Leucadia is a sleepy surf town just south of the more trendy Encinitas. Beacon’s Beach is accessible via a switchbacked dirt trail lined with wildflowers. The beach is a clean open stretch of white sand at high tide and a series of shallow tidepools to the north at low tide. Not to mention great surf on all tides for anyone from beginner ocean-go-ers to expert surfers. Framed by steep cliffs heavy with native plants, Beacon’s is one of the most picturesque beaches in San Diego county. Leucadia is home to a number of excellent restaurants, sophisticated yoga studios, vintage shops, and a thriving hippie scene. Somethings you won’t want to miss: Swami’s Meditation Gardens, the Taco Stand, and Lofty Coffee Encinitas Rosters.
San Onofre State Beach, Orange County
San Onofre State Beach, while off the beaten path, is one of the best surf breaks in Southern California. Trestles, Old Man’s and so much more are all located on this 4 mile strip of beach on the southern edge of Orange County. Great for a long walk on the beach, a night of beach camping, or a lazy day on the sand, San Onofre has a loyal and close knit community of surfers and ocean-go-ers who can regularly be seen, barbecuing, playing volleyball, surfing, or laying out. Reminiscent of a bygone era, you’ll regularly see makeshift beach cottages and shade structures patched together from driftwood and fallen palm fronds. Looking for the perfect place to grab a drink after a day at the beach? Check out The Cellar in neighboring San Clemente for great food and signature cocktails or Fisherman’s Restaurant and Bar for seaside mimosas.
Crystal Cove State Beach, Newport Beach
Home to some of the most beautiful vintage boutique cottages, Crystal Cove carries visitors away to a hidden beach village from the 1920’s. California State Parks have updated beach cabins to comfortable accommodations available for overnight stays just steps from the ocean. Crystal Cove also offers a host of private tide pools, hiking trails, easy to access kelp forests, and family friendly surf. After a day at the beach, be sure to grab a drink and some food from the beachside Beachcomber cafe. Be sure to plan your trip well in advance as Crystal Cove’s beach cottages are in high demand. Great for families looking to unwind, romantic couples looking for some privacy, and wandering gypsies hoping to make the most of their Southern California adventure.

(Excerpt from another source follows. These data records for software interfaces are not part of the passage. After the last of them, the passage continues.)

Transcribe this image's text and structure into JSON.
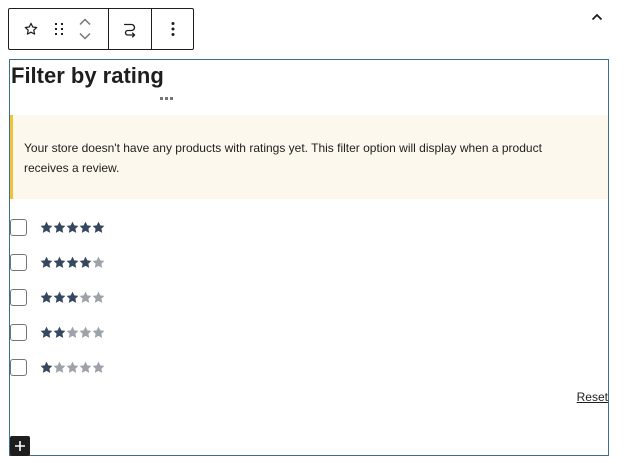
{
  "toolbar": {
    "icons": [
      "star-icon",
      "drag-handle-icon",
      "chevron-up-icon",
      "chevron-down-icon",
      "transform-icon",
      "more-options-icon"
    ]
  },
  "block": {
    "title": "Filter by rating",
    "notice": "Your store doesn't have any products with ratings yet. This filter option will display when a product receives a review.",
    "reset_label": "Reset",
    "ratings": [
      5,
      4,
      3,
      2,
      1
    ],
    "max_stars": 5
  },
  "colors": {
    "star_filled": "#364760",
    "star_empty": "#9ea3aa",
    "notice_bg": "#fdf8ee",
    "notice_border": "#f0c33c",
    "block_border": "#3c6f8f"
  }
}
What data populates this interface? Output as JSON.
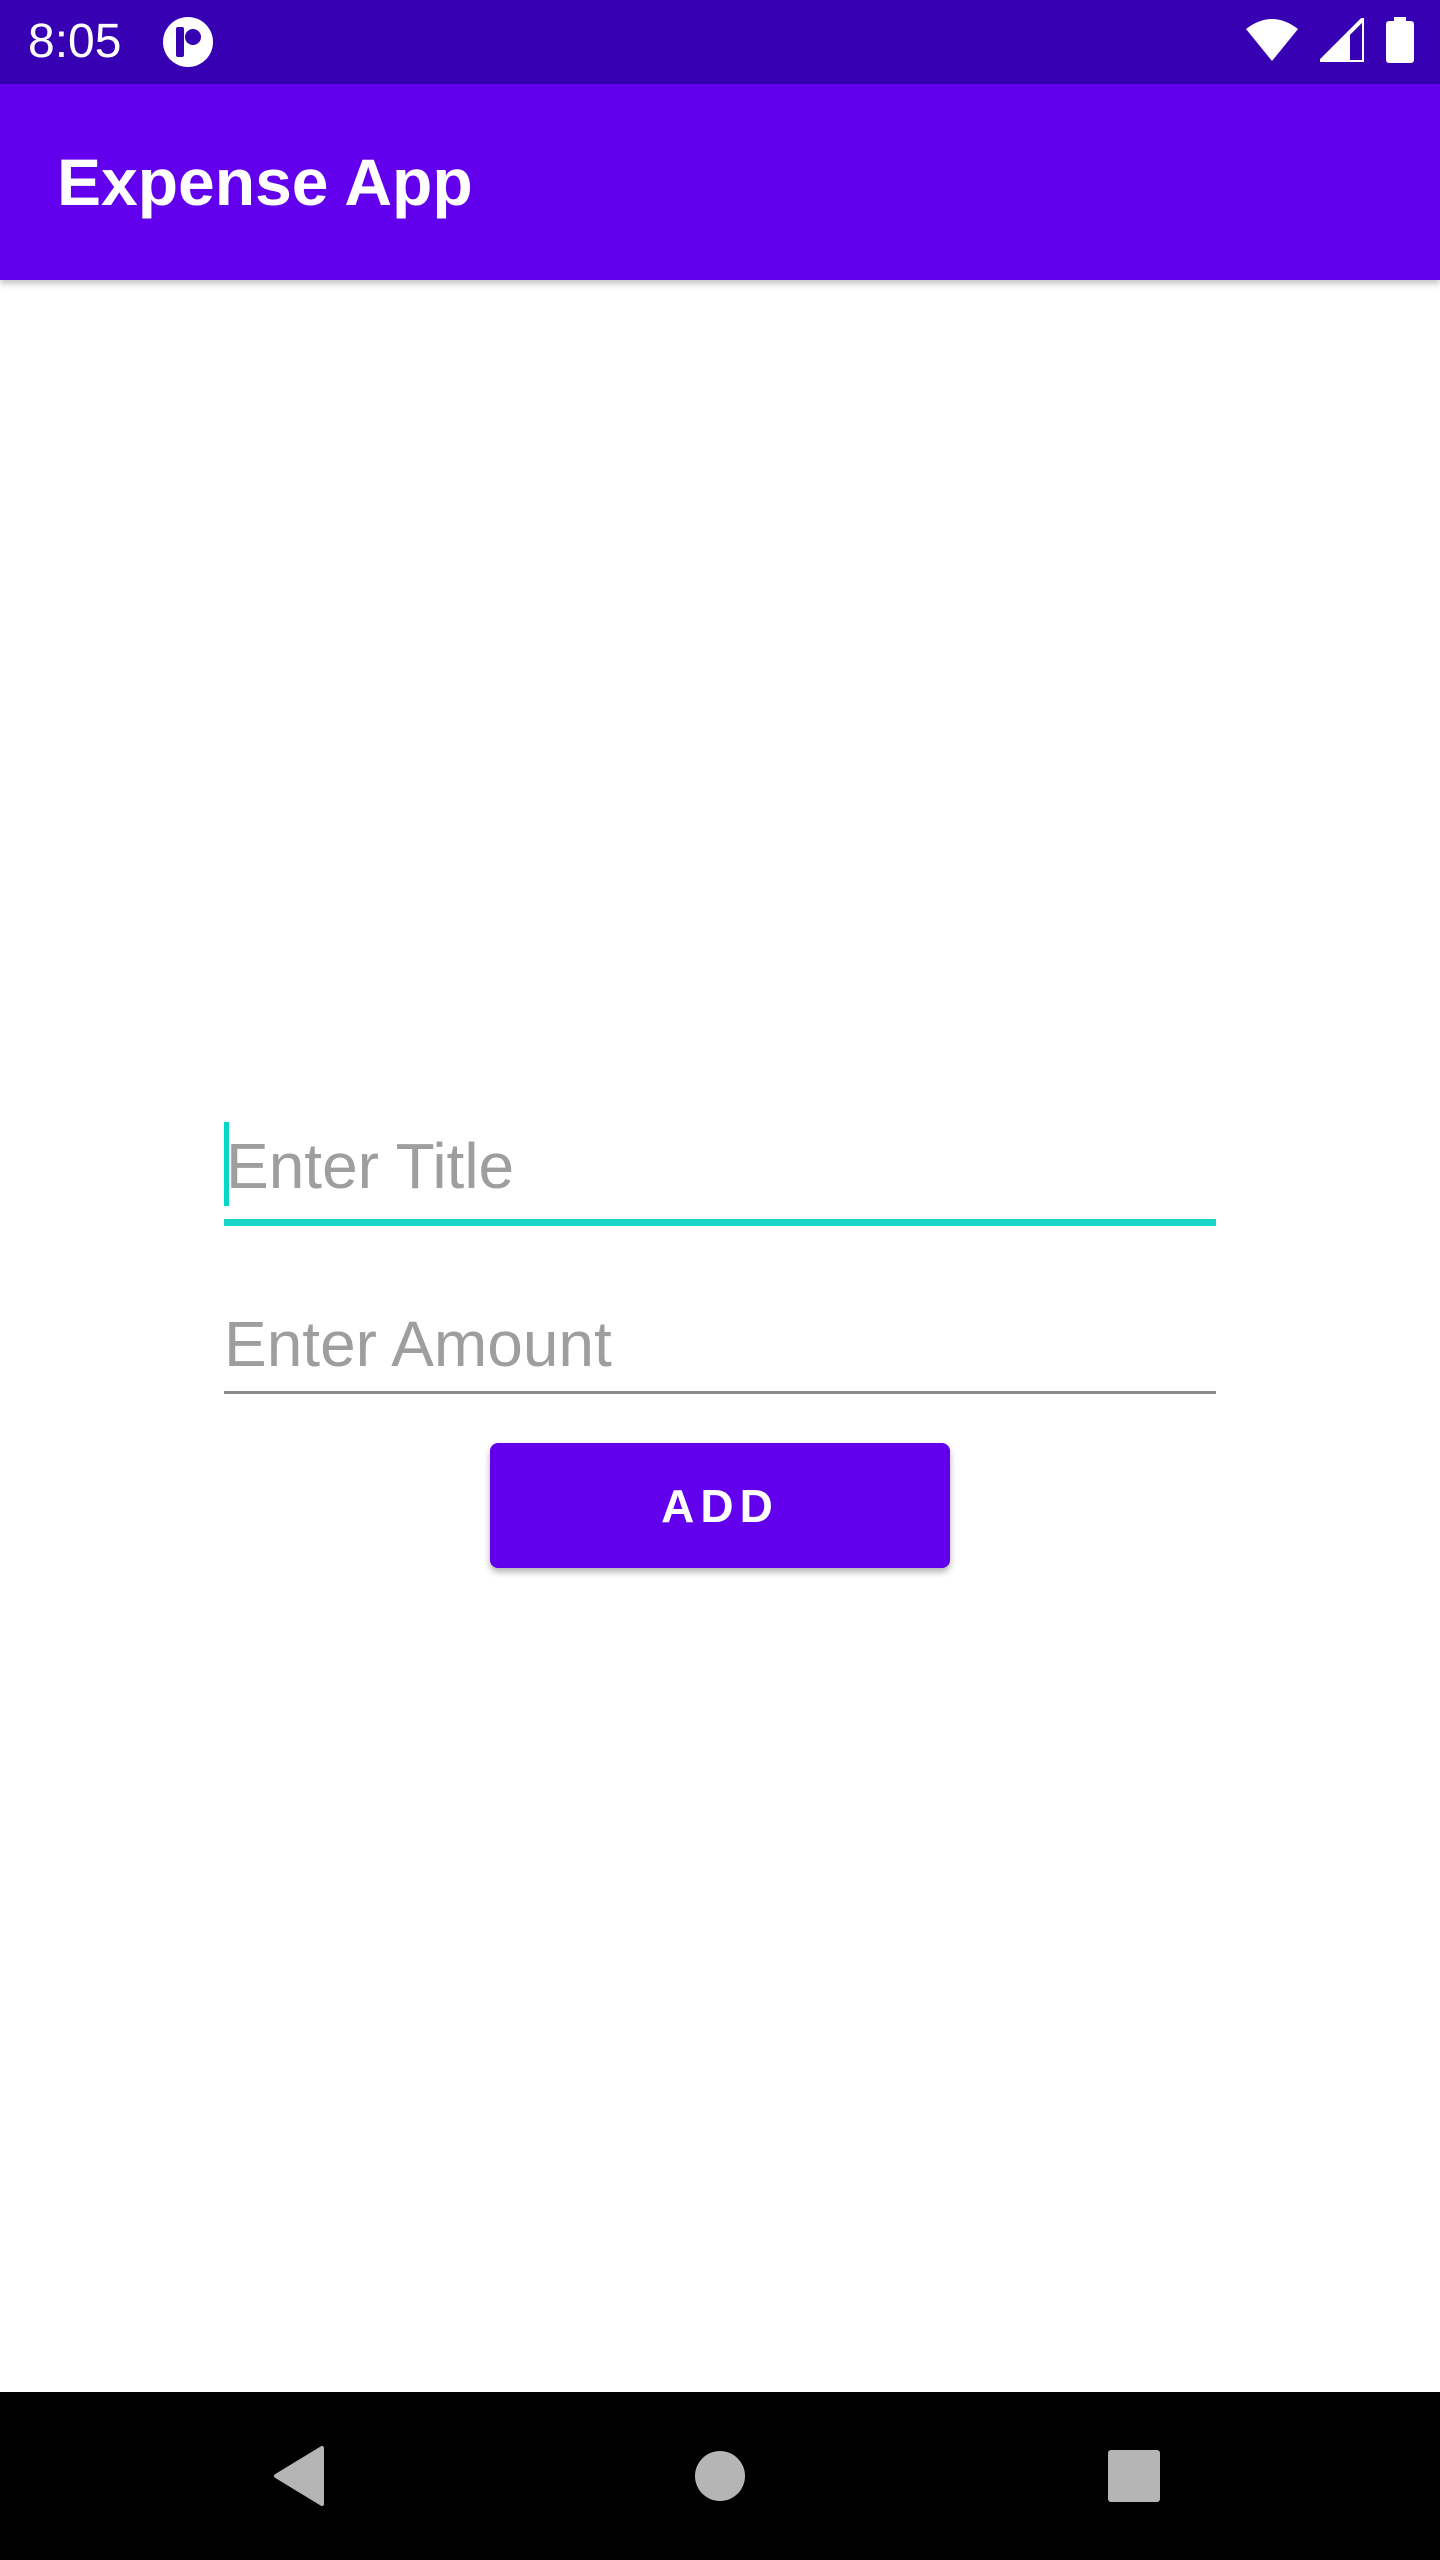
{
  "status_bar": {
    "time": "8:05",
    "icons": [
      "app-notification-icon",
      "wifi-icon",
      "cellular-signal-icon",
      "battery-icon"
    ]
  },
  "app_bar": {
    "title": "Expense App"
  },
  "form": {
    "title_field": {
      "value": "",
      "placeholder": "Enter Title",
      "focused": true
    },
    "amount_field": {
      "value": "",
      "placeholder": "Enter Amount"
    },
    "add_button_label": "ADD"
  },
  "navigation_bar": {
    "buttons": [
      "back-icon",
      "home-icon",
      "recents-icon"
    ]
  },
  "colors": {
    "status_bar": "#3700b3",
    "primary": "#6200ee",
    "accent": "#03dac5",
    "placeholder": "#9e9e9e"
  }
}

Venice Beach, Los Angeles
While not necessarily as picturesque or secluded as some of the beaches on this list. Venice Beach in Los Angeles if a beautiful example of Southern California society. Crowded with street performers, vintage boutiques, and plenty of places to party, Venice definitely ranks top among places to people watch in LA. You’ll find everyone from young hippie’s in skirts and bikinis touting hoola hoops and dancing poi, to celebrities working on their beach bods. All in all, Venice should be on anyone’s Southern California bucket list.
El Matador State Beach, Malibu
It can be tough to feel connected to the earth in Los Angeles. Among the urban jungle that is LA, where’s the best place to reconnect and unwind? Look no farther than El Matador State Beach. Steep sandstone cliffs melt down into the ocean exposing towering rock spires, stone archways, and perfect sunsets. Great for a romantic night on the sand, crystal clear blue water washes up around hidden coves providing privacy even on the most crowded of nights. Great for a few glasses of wine, or a sunset picnic, El Matado State Beach is more than just a hidden gem nestled just north of the more popular Malibu. Two things to keep in mind: expect some naturally occurring beach tar from time to time and there are no facilities or drinking water available at El Matador State Beach so be sure to come prepared. A short drive from El Matador State Beach is Trancas Vineyards for wine tasting and boutique accomodation.